It seems like a stupid question when you think of it. If you want to optimize your site for search engines, you would always want to end up on top, wouldn’t you? That’s where all the traffic is, and more traffic equals more revenues. Some statistics I read say that position 1 = 56%, position 2=13%, position 3= 10% and position 4= 4% of search volume, which means that there is a huge premium on being number 1.
But then I think of my own search behaviour, if I search for something you need to acquaint yourself with the data a little better before you can make a purchase decision. So, the first click tells you about the space, the second click gives you an idea about competition and by the third click you’re ready to convert. I don’t think it’s as simplistic as that (and I’m sure this varies significantly within industries), but it does take into account that you shouldn’t only steer on traffic, you should look at your conversions too.
To add a further layer of complexity it depends on the nature of the search how exhaustive the search will be, and which position is the best to aim for. For navigational searches its fairly immaterial, if someone is looking for you they will find you. For informational searches top 3 is good, depending on how high involvement the issue is (buying a car would be high involvement and would require a lot of searching around a topic). With transactional I’d go with my advice from above.

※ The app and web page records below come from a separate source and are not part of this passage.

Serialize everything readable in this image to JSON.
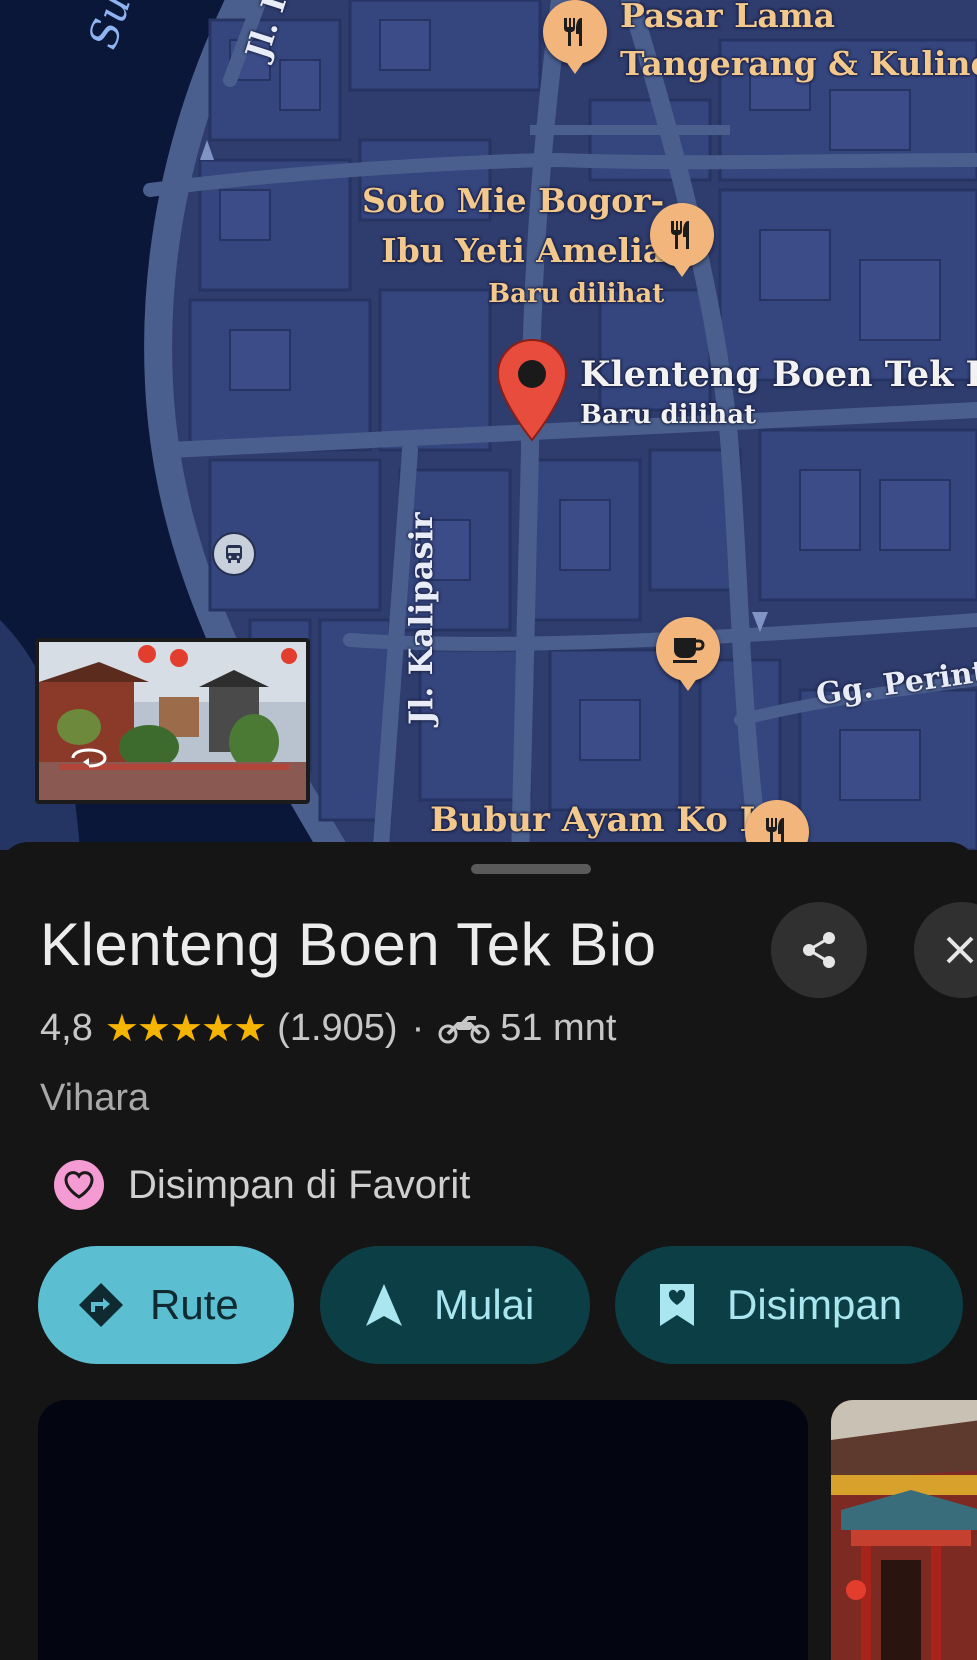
{
  "map": {
    "river_label": "Sungai C",
    "street_top": "Jl. I",
    "street_kalipasir": "Jl. Kalipasir",
    "street_perintis": "Gg. Perintis",
    "places": [
      {
        "line1": "Pasar Lama",
        "line2": "Tangerang & Kuliner",
        "icon": "restaurant-icon"
      },
      {
        "line1": "Soto Mie Bogor-",
        "line2": "Ibu Yeti Amelia",
        "sub": "Baru dilihat",
        "icon": "restaurant-icon"
      },
      {
        "line1": "Klenteng Boen Tek Bio",
        "sub": "Baru dilihat",
        "icon": "red-pin-icon"
      },
      {
        "line1": "Bubur Ayam Ko Iyo",
        "icon": "restaurant-icon"
      }
    ],
    "cafe_icon": "coffee-cup-icon",
    "bus_icon": "bus-icon"
  },
  "sheet": {
    "title": "Klenteng Boen Tek Bio",
    "rating": "4,8",
    "stars": "★★★★★",
    "review_count": "(1.905)",
    "separator": "·",
    "travel_time": "51 mnt",
    "category": "Vihara",
    "saved_in": "Disimpan di Favorit",
    "actions": {
      "route": "Rute",
      "start": "Mulai",
      "saved": "Disimpan"
    }
  },
  "colors": {
    "map_bg": "#2b3a6b",
    "river": "#0b1738",
    "poi": "#f2b57b",
    "pin": "#e74c3c",
    "route_btn": "#5bbfd1",
    "dark_btn": "#0c3f45",
    "accent_text": "#a9e6f0"
  }
}
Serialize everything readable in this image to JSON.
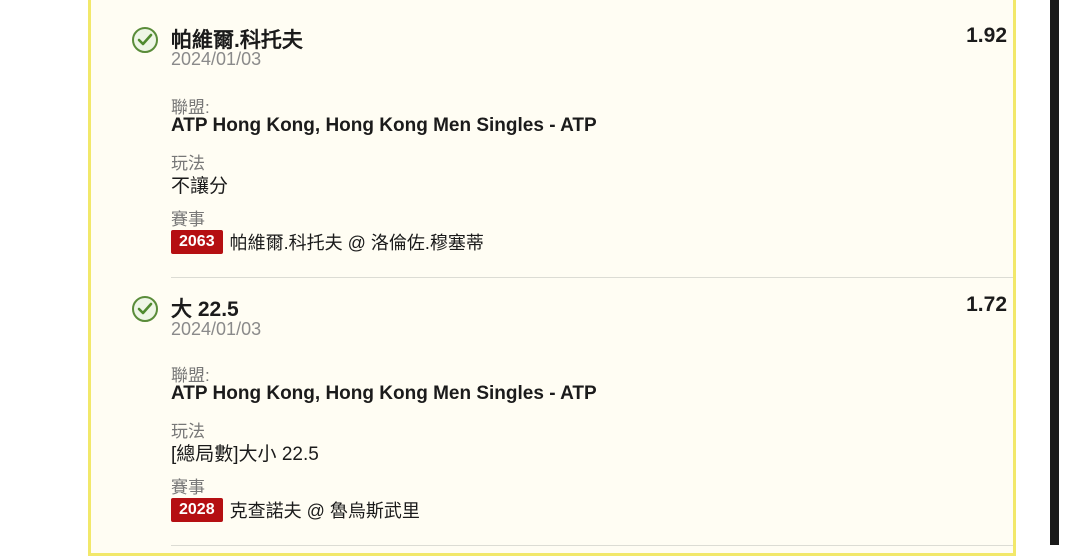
{
  "bets": [
    {
      "selection": "帕維爾.科托夫",
      "odds": "1.92",
      "date": "2024/01/03",
      "league_label": "聯盟:",
      "league": "ATP Hong Kong, Hong Kong Men Singles - ATP",
      "market_label": "玩法",
      "market": "不讓分",
      "event_label": "賽事",
      "event_code": "2063",
      "event_name": "帕維爾.科托夫 @ 洛倫佐.穆塞蒂"
    },
    {
      "selection": "大 22.5",
      "odds": "1.72",
      "date": "2024/01/03",
      "league_label": "聯盟:",
      "league": "ATP Hong Kong, Hong Kong Men Singles - ATP",
      "market_label": "玩法",
      "market": "[總局數]大小 22.5",
      "event_label": "賽事",
      "event_code": "2028",
      "event_name": "克查諾夫 @ 魯烏斯武里"
    }
  ],
  "colors": {
    "panel_bg": "#fffdf3",
    "panel_border": "#f2e86a",
    "badge": "#b50f12",
    "check": "#5a8c3a"
  },
  "icons": [
    "check-circle-icon"
  ]
}
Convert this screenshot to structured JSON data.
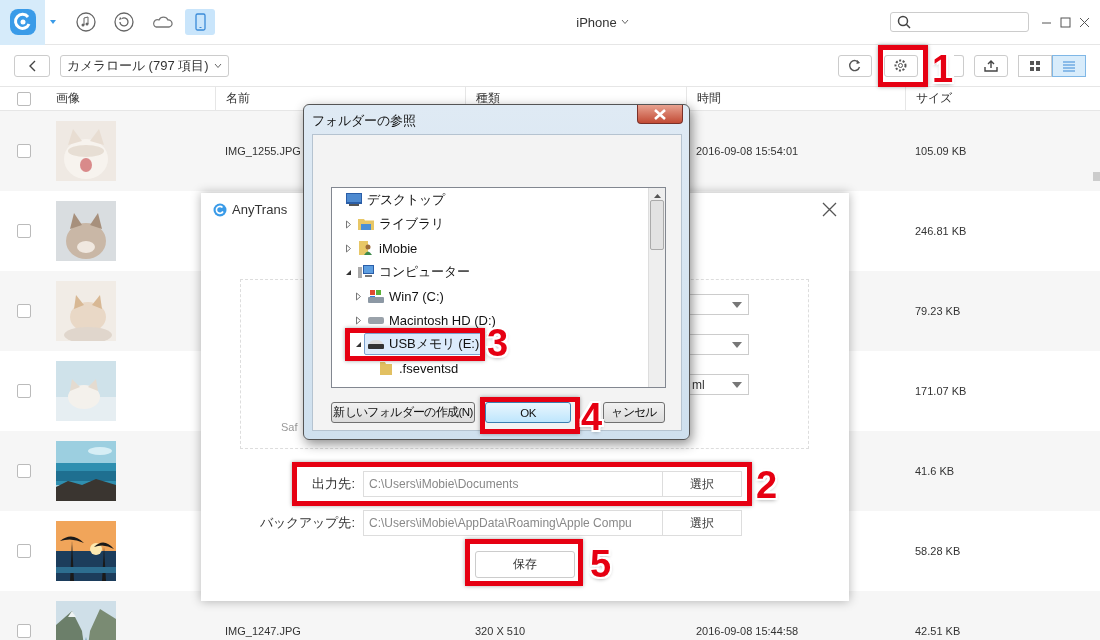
{
  "toolbar": {
    "nav_icons": [
      {
        "kind": "music",
        "selected": false
      },
      {
        "kind": "restore",
        "selected": false
      },
      {
        "kind": "cloud",
        "selected": false
      },
      {
        "kind": "device",
        "selected": true
      }
    ],
    "device_title": "iPhone"
  },
  "library_bar": {
    "album": "カメラロール (797 項目)",
    "buttons": [
      {
        "kind": "refresh"
      },
      {
        "kind": "settings"
      },
      {
        "kind": "blank"
      },
      {
        "kind": "export"
      },
      {
        "kind": "grid",
        "selected": false
      },
      {
        "kind": "list",
        "selected": true
      }
    ]
  },
  "table": {
    "select_all_checked": false,
    "columns": [
      "画像",
      "名前",
      "種類",
      "時間",
      "サイズ"
    ],
    "rows": [
      {
        "checked": false,
        "name": "IMG_1255.JPG",
        "time": "2016-09-08 15:54:01",
        "size": "105.09 KB"
      },
      {
        "checked": false,
        "size": "246.81 KB"
      },
      {
        "checked": false,
        "size": "79.23 KB"
      },
      {
        "checked": false,
        "size": "171.07 KB"
      },
      {
        "checked": false,
        "size": "41.6 KB"
      },
      {
        "checked": false,
        "size": "58.28 KB"
      },
      {
        "checked": false,
        "name": "IMG_1247.JPG",
        "type": "320 X 510",
        "time": "2016-09-08 15:44:58",
        "size": "42.51 KB"
      }
    ]
  },
  "settings_dialog": {
    "title": "AnyTrans",
    "dropdowns": [
      {
        "kind": "select"
      },
      {
        "kind": "select"
      },
      {
        "kind": "select",
        "value": "ml"
      }
    ],
    "label_fragment": "Saf",
    "paths": [
      {
        "label": "出力先:",
        "value": "C:\\Users\\iMobie\\Documents",
        "disabled": true,
        "button": "選択"
      },
      {
        "label": "バックアップ先:",
        "value": "C:\\Users\\iMobie\\AppData\\Roaming\\Apple Compu",
        "disabled": true,
        "button": "選択"
      }
    ],
    "save_button": "保存"
  },
  "folder_dialog": {
    "title": "フォルダーの参照",
    "tree": [
      {
        "label": "デスクトップ",
        "kind": "desktop",
        "selected": false,
        "children": [
          {
            "label": "ライブラリ",
            "kind": "library",
            "expanded": false,
            "selected": false
          },
          {
            "label": "iMobie",
            "kind": "user",
            "expanded": false,
            "selected": false
          },
          {
            "label": "コンピューター",
            "kind": "computer",
            "expanded": true,
            "selected": false,
            "children": [
              {
                "label": "Win7 (C:)",
                "kind": "system-drive",
                "expanded": false,
                "selected": false
              },
              {
                "label": "Macintosh HD (D:)",
                "kind": "drive",
                "expanded": false,
                "selected": false
              },
              {
                "label": "USBメモリ (E:)",
                "kind": "usb",
                "expanded": true,
                "selected": true,
                "children": [
                  {
                    "label": ".fseventsd",
                    "kind": "folder",
                    "selected": false
                  }
                ]
              }
            ]
          }
        ]
      }
    ],
    "buttons": [
      {
        "label": "新しいフォルダーの作成(N)",
        "focused": false
      },
      {
        "label": "OK",
        "focused": true
      },
      {
        "label": "ャンセル",
        "focused": false
      }
    ]
  },
  "annotations": [
    {
      "number": "1"
    },
    {
      "number": "2"
    },
    {
      "number": "3"
    },
    {
      "number": "4"
    },
    {
      "number": "5"
    }
  ]
}
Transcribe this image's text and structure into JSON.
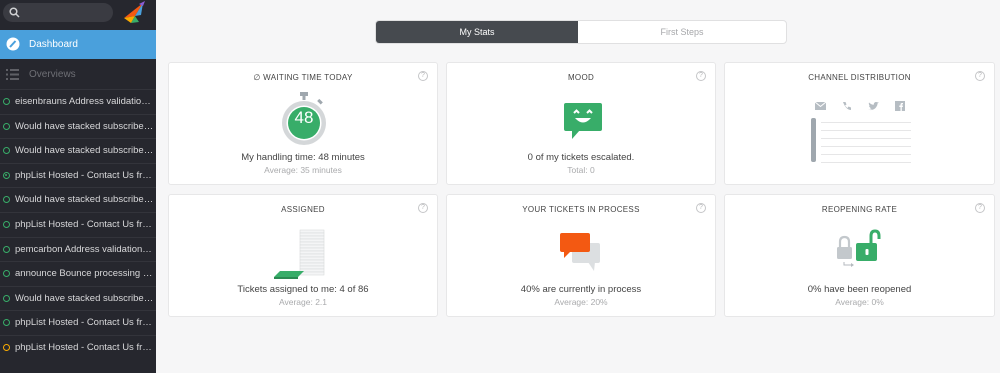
{
  "sidebar": {
    "dashboard_label": "Dashboard",
    "overviews_label": "Overviews",
    "tickets": [
      {
        "title": "eisenbrauns Address validation ...",
        "status": "open"
      },
      {
        "title": "Would have stacked subscriber ...",
        "status": "open"
      },
      {
        "title": "Would have stacked subscriber ...",
        "status": "open"
      },
      {
        "title": "phpList Hosted - Contact Us fro...",
        "status": "active"
      },
      {
        "title": "Would have stacked subscriber ...",
        "status": "open"
      },
      {
        "title": "phpList Hosted - Contact Us fro...",
        "status": "open"
      },
      {
        "title": "pemcarbon Address validation r...",
        "status": "open"
      },
      {
        "title": "announce Bounce processing info",
        "status": "open"
      },
      {
        "title": "Would have stacked subscriber ...",
        "status": "open"
      },
      {
        "title": "phpList Hosted - Contact Us fro...",
        "status": "open"
      },
      {
        "title": "phpList Hosted - Contact Us fro...",
        "status": "pending"
      }
    ]
  },
  "tabs": {
    "my_stats": "My Stats",
    "first_steps": "First Steps"
  },
  "cards": {
    "waiting": {
      "title": "∅ WAITING TIME TODAY",
      "value": "48",
      "main": "My handling time: 48 minutes",
      "sub": "Average: 35 minutes",
      "help": "?"
    },
    "mood": {
      "title": "MOOD",
      "main": "0 of my tickets escalated.",
      "sub": "Total: 0",
      "help": "?"
    },
    "channel": {
      "title": "CHANNEL DISTRIBUTION",
      "help": "?"
    },
    "assigned": {
      "title": "ASSIGNED",
      "main": "Tickets assigned to me: 4 of 86",
      "sub": "Average: 2.1",
      "help": "?"
    },
    "in_process": {
      "title": "YOUR TICKETS IN PROCESS",
      "main": "40% are currently in process",
      "sub": "Average: 20%",
      "help": "?"
    },
    "reopening": {
      "title": "REOPENING RATE",
      "main": "0% have been reopened",
      "sub": "Average: 0%",
      "help": "?"
    }
  },
  "colors": {
    "accent": "#4aa0dc",
    "green": "#38ad69",
    "orange": "#f35912",
    "sidebar": "#26272e"
  },
  "icons": [
    "search-icon",
    "logo-bird-icon",
    "dashboard-icon",
    "overviews-icon",
    "stopwatch-icon",
    "mood-smiley-icon",
    "mail-icon",
    "phone-icon",
    "twitter-icon",
    "facebook-icon",
    "ticket-stack-icon",
    "speech-bubbles-icon",
    "lock-icon",
    "unlock-icon",
    "help-icon"
  ]
}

I’d love to know if anyone has experience with de-optimising their website to get a lower ranking and more conversions